It's Like Totally' Digital
Printers willing to work through a few minor obstacles can reap huge rewards by implementing "total digital workpath" concepts and technologies.
by Terri McConnell
In 1919, three gentlemen put up $500 dollars each to start a new business in downtown Cincinnati. The companyPhototype Engravingtook its name from an amazing new technology for photographing type and etching it into metal printing plates.
During the past 80 years, Phototype Engraving has remarkably remained on the leading edge of packaging printing technology, offering a comprehensive portfolio of services ranging from digital photography, to image asset management, to conventional and photopolymer platemaking, to short-run printing. The company is one of only a handful of color separators to fully embrace the concept of a totally digital workpath. For all its efforts, Phototype has compiled a client list that reads like a "Who's Who" of leading manufacturers: Printpack, Procter & Gamble, Ross Laboratories, Smuckers, Aurora Foods, and Hillshire Farms. In recognition of their pro-active, partnership-based service, Phototype recently received Huntsman Packaging's Key Supplier Award. Of Phototype's total revenues, 75 percent is from packaging accounts.

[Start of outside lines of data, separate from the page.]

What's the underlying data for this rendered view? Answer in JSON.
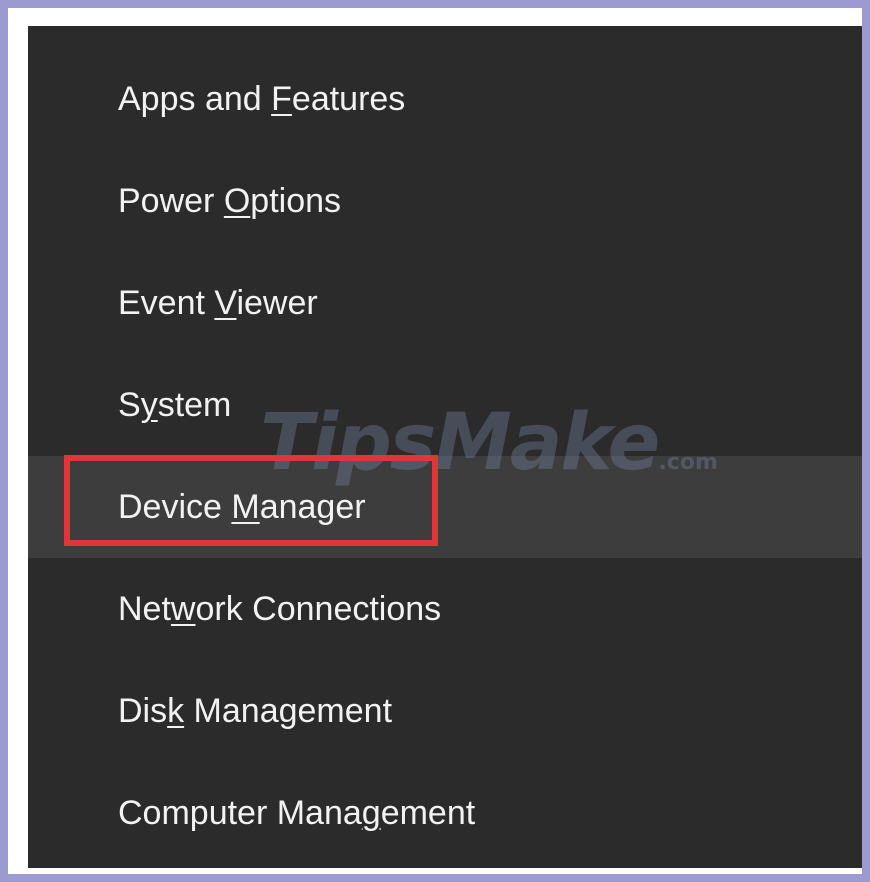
{
  "menu": {
    "items": [
      {
        "pre": "Apps and ",
        "mnemonic": "F",
        "post": "eatures"
      },
      {
        "pre": "Power ",
        "mnemonic": "O",
        "post": "ptions"
      },
      {
        "pre": "Event ",
        "mnemonic": "V",
        "post": "iewer"
      },
      {
        "pre": "S",
        "mnemonic": "y",
        "post": "stem"
      },
      {
        "pre": "Device ",
        "mnemonic": "M",
        "post": "anager"
      },
      {
        "pre": "Net",
        "mnemonic": "w",
        "post": "ork Connections"
      },
      {
        "pre": "Dis",
        "mnemonic": "k",
        "post": " Management"
      },
      {
        "pre": "Computer Mana",
        "mnemonic": "g",
        "post": "ement"
      }
    ],
    "hovered_item": "Device Manager"
  },
  "watermark": {
    "text": "TipsMake",
    "suffix": ".com"
  },
  "colors": {
    "frame": "#9b9bd2",
    "menu_bg": "#2b2b2b",
    "hover_bg": "#3d3d3d",
    "text": "#f2f2f2",
    "highlight": "#e0353b"
  }
}
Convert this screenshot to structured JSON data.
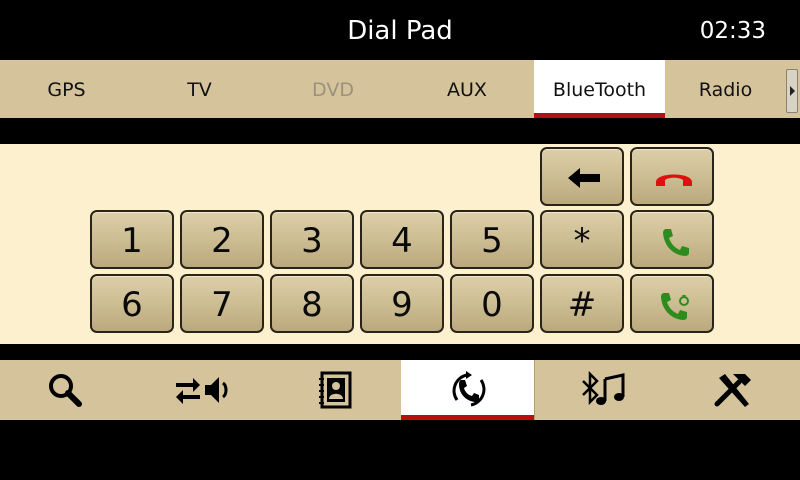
{
  "header": {
    "title": "Dial Pad",
    "clock": "02:33"
  },
  "tabs": [
    {
      "label": "GPS",
      "state": "normal"
    },
    {
      "label": "TV",
      "state": "normal"
    },
    {
      "label": "DVD",
      "state": "disabled"
    },
    {
      "label": "AUX",
      "state": "normal"
    },
    {
      "label": "BlueTooth",
      "state": "active"
    },
    {
      "label": "Radio",
      "state": "normal"
    }
  ],
  "keypad": {
    "row1": [
      "1",
      "2",
      "3",
      "4",
      "5",
      "*"
    ],
    "row2": [
      "6",
      "7",
      "8",
      "9",
      "0",
      "#"
    ]
  },
  "actions": {
    "backspace_icon": "left-arrow-icon",
    "end_call_icon": "hang-up-phone-icon",
    "call_icon": "phone-icon",
    "redial_icon": "redial-phone-icon"
  },
  "bottom_nav": [
    {
      "icon": "search-icon",
      "active": false
    },
    {
      "icon": "audio-transfer-icon",
      "active": false
    },
    {
      "icon": "contacts-book-icon",
      "active": false
    },
    {
      "icon": "dialpad-phone-icon",
      "active": true
    },
    {
      "icon": "bluetooth-music-icon",
      "active": false
    },
    {
      "icon": "settings-tools-icon",
      "active": false
    }
  ],
  "colors": {
    "accent_red": "#b51010",
    "bar_beige": "#d5c39c",
    "panel_cream": "#fdf0cf",
    "call_green": "#2e8b1e",
    "hangup_red": "#e01010"
  }
}
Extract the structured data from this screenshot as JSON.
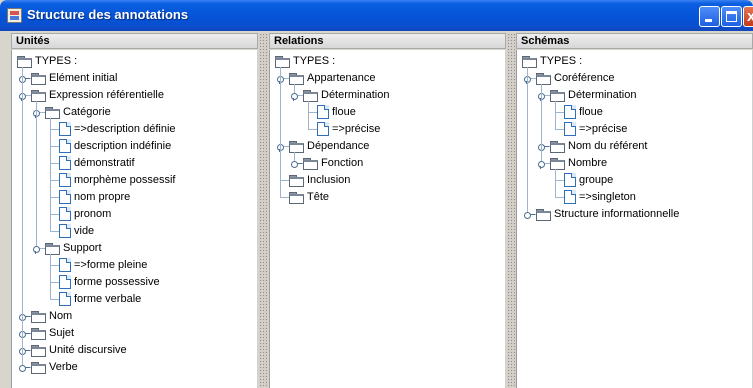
{
  "window": {
    "title": "Structure des annotations",
    "controls": {
      "minimize": "",
      "maximize": "",
      "close": "x"
    }
  },
  "panels": [
    {
      "id": "unites",
      "header": "Unités",
      "root": "TYPES :",
      "nodes": [
        {
          "label": "Elément initial",
          "depth": 1,
          "kind": "folder",
          "state": "collapsed"
        },
        {
          "label": "Expression référentielle",
          "depth": 1,
          "kind": "folder",
          "state": "expanded"
        },
        {
          "label": "Catégorie",
          "depth": 2,
          "kind": "folder",
          "state": "expanded"
        },
        {
          "label": "=>description définie",
          "depth": 3,
          "kind": "leaf"
        },
        {
          "label": "description indéfinie",
          "depth": 3,
          "kind": "leaf"
        },
        {
          "label": "démonstratif",
          "depth": 3,
          "kind": "leaf"
        },
        {
          "label": "morphème possessif",
          "depth": 3,
          "kind": "leaf"
        },
        {
          "label": "nom propre",
          "depth": 3,
          "kind": "leaf"
        },
        {
          "label": "pronom",
          "depth": 3,
          "kind": "leaf"
        },
        {
          "label": "vide",
          "depth": 3,
          "kind": "leaf"
        },
        {
          "label": "Support",
          "depth": 2,
          "kind": "folder",
          "state": "expanded"
        },
        {
          "label": "=>forme pleine",
          "depth": 3,
          "kind": "leaf"
        },
        {
          "label": "forme possessive",
          "depth": 3,
          "kind": "leaf"
        },
        {
          "label": "forme verbale",
          "depth": 3,
          "kind": "leaf"
        },
        {
          "label": "Nom",
          "depth": 1,
          "kind": "folder",
          "state": "collapsed"
        },
        {
          "label": "Sujet",
          "depth": 1,
          "kind": "folder",
          "state": "collapsed"
        },
        {
          "label": "Unité discursive",
          "depth": 1,
          "kind": "folder",
          "state": "collapsed"
        },
        {
          "label": "Verbe",
          "depth": 1,
          "kind": "folder",
          "state": "collapsed"
        }
      ]
    },
    {
      "id": "relations",
      "header": "Relations",
      "root": "TYPES :",
      "nodes": [
        {
          "label": "Appartenance",
          "depth": 1,
          "kind": "folder",
          "state": "expanded"
        },
        {
          "label": "Détermination",
          "depth": 2,
          "kind": "folder",
          "state": "expanded"
        },
        {
          "label": "floue",
          "depth": 3,
          "kind": "leaf"
        },
        {
          "label": "=>précise",
          "depth": 3,
          "kind": "leaf"
        },
        {
          "label": "Dépendance",
          "depth": 1,
          "kind": "folder",
          "state": "expanded"
        },
        {
          "label": "Fonction",
          "depth": 2,
          "kind": "folder",
          "state": "collapsed"
        },
        {
          "label": "Inclusion",
          "depth": 1,
          "kind": "folder",
          "state": "none"
        },
        {
          "label": "Tête",
          "depth": 1,
          "kind": "folder",
          "state": "none"
        }
      ]
    },
    {
      "id": "schemas",
      "header": "Schémas",
      "root": "TYPES :",
      "nodes": [
        {
          "label": "Coréférence",
          "depth": 1,
          "kind": "folder",
          "state": "expanded"
        },
        {
          "label": "Détermination",
          "depth": 2,
          "kind": "folder",
          "state": "expanded"
        },
        {
          "label": "floue",
          "depth": 3,
          "kind": "leaf"
        },
        {
          "label": "=>précise",
          "depth": 3,
          "kind": "leaf"
        },
        {
          "label": "Nom du référent",
          "depth": 2,
          "kind": "folder",
          "state": "collapsed"
        },
        {
          "label": "Nombre",
          "depth": 2,
          "kind": "folder",
          "state": "expanded"
        },
        {
          "label": "groupe",
          "depth": 3,
          "kind": "leaf"
        },
        {
          "label": "=>singleton",
          "depth": 3,
          "kind": "leaf"
        },
        {
          "label": "Structure informationnelle",
          "depth": 1,
          "kind": "folder",
          "state": "collapsed"
        }
      ]
    }
  ]
}
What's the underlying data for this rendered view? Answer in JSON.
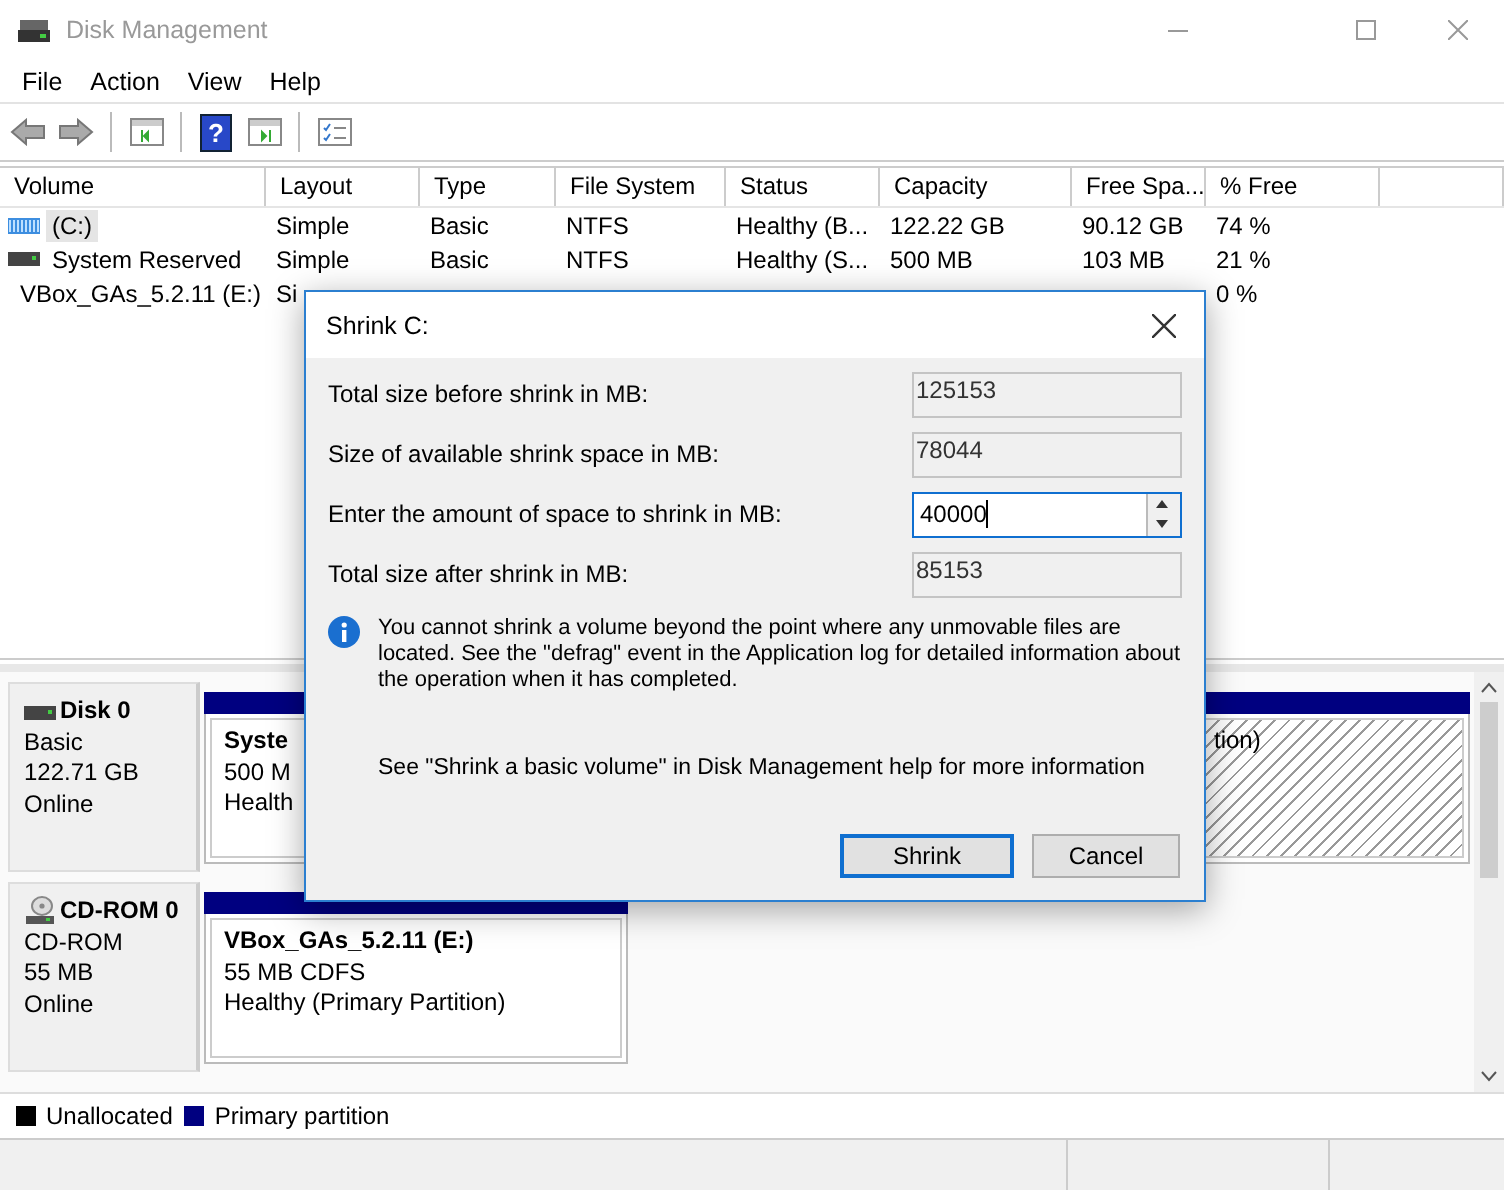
{
  "window": {
    "title": "Disk Management"
  },
  "menu": [
    "File",
    "Action",
    "View",
    "Help"
  ],
  "toolbar": [
    {
      "kind": "back"
    },
    {
      "kind": "forward"
    },
    {
      "kind": "panel"
    },
    {
      "kind": "help",
      "glyph": "?"
    },
    {
      "kind": "run"
    },
    {
      "kind": "list"
    }
  ],
  "volume_table": {
    "columns": [
      "Volume",
      "Layout",
      "Type",
      "File System",
      "Status",
      "Capacity",
      "Free Spa...",
      "% Free"
    ],
    "rows": [
      {
        "kind": "drive",
        "selected": true,
        "volume": "(C:)",
        "layout": "Simple",
        "type": "Basic",
        "file_system": "NTFS",
        "status": "Healthy (B...",
        "capacity": "122.22 GB",
        "free_space": "90.12 GB",
        "percent_free": "74 %"
      },
      {
        "kind": "drive",
        "selected": false,
        "volume": "System Reserved",
        "layout": "Simple",
        "type": "Basic",
        "file_system": "NTFS",
        "status": "Healthy (S...",
        "capacity": "500 MB",
        "free_space": "103 MB",
        "percent_free": "21 %"
      },
      {
        "kind": "cd",
        "selected": false,
        "volume": "VBox_GAs_5.2.11 (E:)",
        "layout": "Si",
        "percent_free": "0 %"
      }
    ]
  },
  "disks": [
    {
      "kind": "disk",
      "name": "Disk 0",
      "type": "Basic",
      "size": "122.71 GB",
      "status": "Online",
      "partitions": [
        {
          "lines": [
            "Syste",
            "500 M",
            "Health"
          ],
          "selected": false
        },
        {
          "lines": [
            "tion)"
          ],
          "selected": true
        }
      ]
    },
    {
      "kind": "cdrom",
      "name": "CD-ROM 0",
      "type": "CD-ROM",
      "size": "55 MB",
      "status": "Online",
      "partitions": [
        {
          "lines": [
            "VBox_GAs_5.2.11  (E:)",
            "55 MB CDFS",
            "Healthy (Primary Partition)"
          ],
          "selected": false
        }
      ]
    }
  ],
  "legend": [
    {
      "label": "Unallocated",
      "color": "#000000"
    },
    {
      "label": "Primary partition",
      "color": "#000080"
    }
  ],
  "dialog": {
    "title": "Shrink C:",
    "fields": [
      {
        "label": "Total size before shrink in MB:",
        "value": "125153",
        "kind": "readonly",
        "focused": false
      },
      {
        "label": "Size of available shrink space in MB:",
        "value": "78044",
        "kind": "readonly",
        "focused": false
      },
      {
        "label": "Enter the amount of space to shrink in MB:",
        "value": "40000",
        "kind": "spin",
        "focused": true
      },
      {
        "label": "Total size after shrink in MB:",
        "value": "85153",
        "kind": "readonly",
        "focused": false
      }
    ],
    "info": "You cannot shrink a volume beyond the point where any unmovable files are located. See the \"defrag\" event in the Application log for detailed information about the operation when it has completed.",
    "help": "See \"Shrink a basic volume\" in Disk Management help for more information",
    "buttons": [
      {
        "label": "Shrink",
        "default": true
      },
      {
        "label": "Cancel",
        "default": false
      }
    ]
  }
}
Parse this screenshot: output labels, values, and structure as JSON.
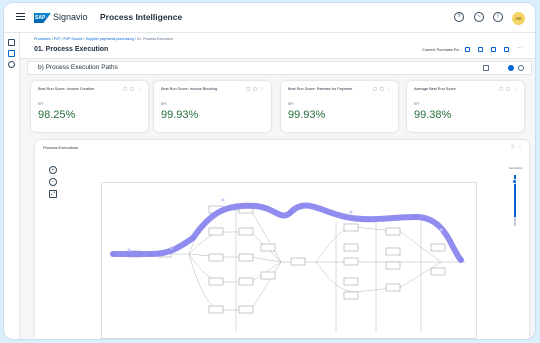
{
  "shell": {
    "logo_text": "SAP",
    "brand": "Signavio",
    "app_title": "Process Intelligence",
    "avatar_initials": "AD"
  },
  "header": {
    "breadcrumb_links": "Processes / P2P / P2P Source / Supplier payments purchasing /",
    "breadcrumb_current": "01. Process Execution",
    "title": "01. Process Execution",
    "current_view": "Current: Purchase Pa..."
  },
  "section": {
    "title": "b) Process Execution Paths"
  },
  "kpis": [
    {
      "title": "Best Run Score: Invoice Creation",
      "label": "KPI",
      "value": "98.25%"
    },
    {
      "title": "Best Run Score: Invoice Blocking",
      "label": "KPI",
      "value": "99.93%"
    },
    {
      "title": "Best Run Score: Release for Payment",
      "label": "KPI",
      "value": "99.93%"
    },
    {
      "title": "Average Best Run Score",
      "label": "KPI",
      "value": "99.38%"
    }
  ],
  "process_card": {
    "title": "Process Executions",
    "slider_label": "Sensitivity"
  },
  "colors": {
    "accent": "#0064d9",
    "highlight_path": "#8b86ee",
    "kpi_value": "#256f3a"
  }
}
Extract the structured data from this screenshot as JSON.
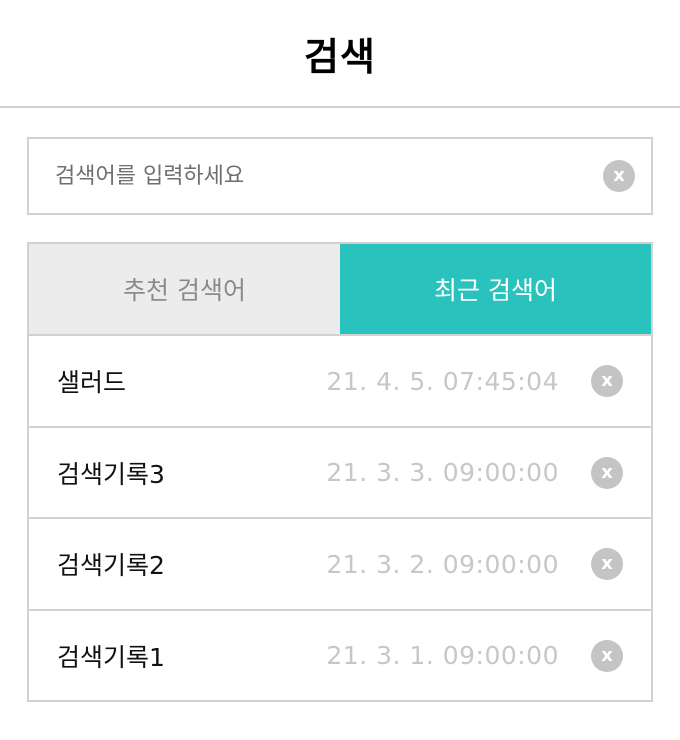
{
  "header": {
    "title": "검색"
  },
  "search": {
    "placeholder": "검색어를 입력하세요",
    "clear_label": "x"
  },
  "tabs": [
    {
      "label": "추천 검색어",
      "active": false
    },
    {
      "label": "최근 검색어",
      "active": true
    }
  ],
  "recent": [
    {
      "keyword": "샐러드",
      "time": "21. 4. 5. 07:45:04",
      "delete_label": "x"
    },
    {
      "keyword": "검색기록3",
      "time": "21. 3. 3. 09:00:00",
      "delete_label": "x"
    },
    {
      "keyword": "검색기록2",
      "time": "21. 3. 2. 09:00:00",
      "delete_label": "x"
    },
    {
      "keyword": "검색기록1",
      "time": "21. 3. 1. 09:00:00",
      "delete_label": "x"
    }
  ],
  "colors": {
    "accent": "#2ac2bc",
    "inactive_tab_bg": "#ececec",
    "border": "#d2d2d2",
    "clear_icon": "#c4c4c4"
  }
}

In this first in a series on digital platemaking, packagePRINTING asked Phototype's Director of Marketing, Chris Deye, and Director of Printing and Plating Technologies, Bill Hounshell, to comment on digital technology's impact on the package printing process and the relationship among print buyer, separator, and converter.
pP: What is the totally digital workpath?
CD: "The concept began 12 years ago when we installed Scitex retouching workstations. The purchase was driven by an end-user who saw the potential for a giant leap in image quality. We made the investment, but then customized the way we used the workstations to control costs.
"Today, with our digital photo studio on the front-end and two recently purchased Barco Graphics Cyrel Digital Imagers (CDI) on the back-end, we have a truly complete, digital workflow. The challenge is to use all this equipment to meet clients' specific needs, while finding efficiencies that reduce costsor at least keep them constant. That is the totally digital workpath."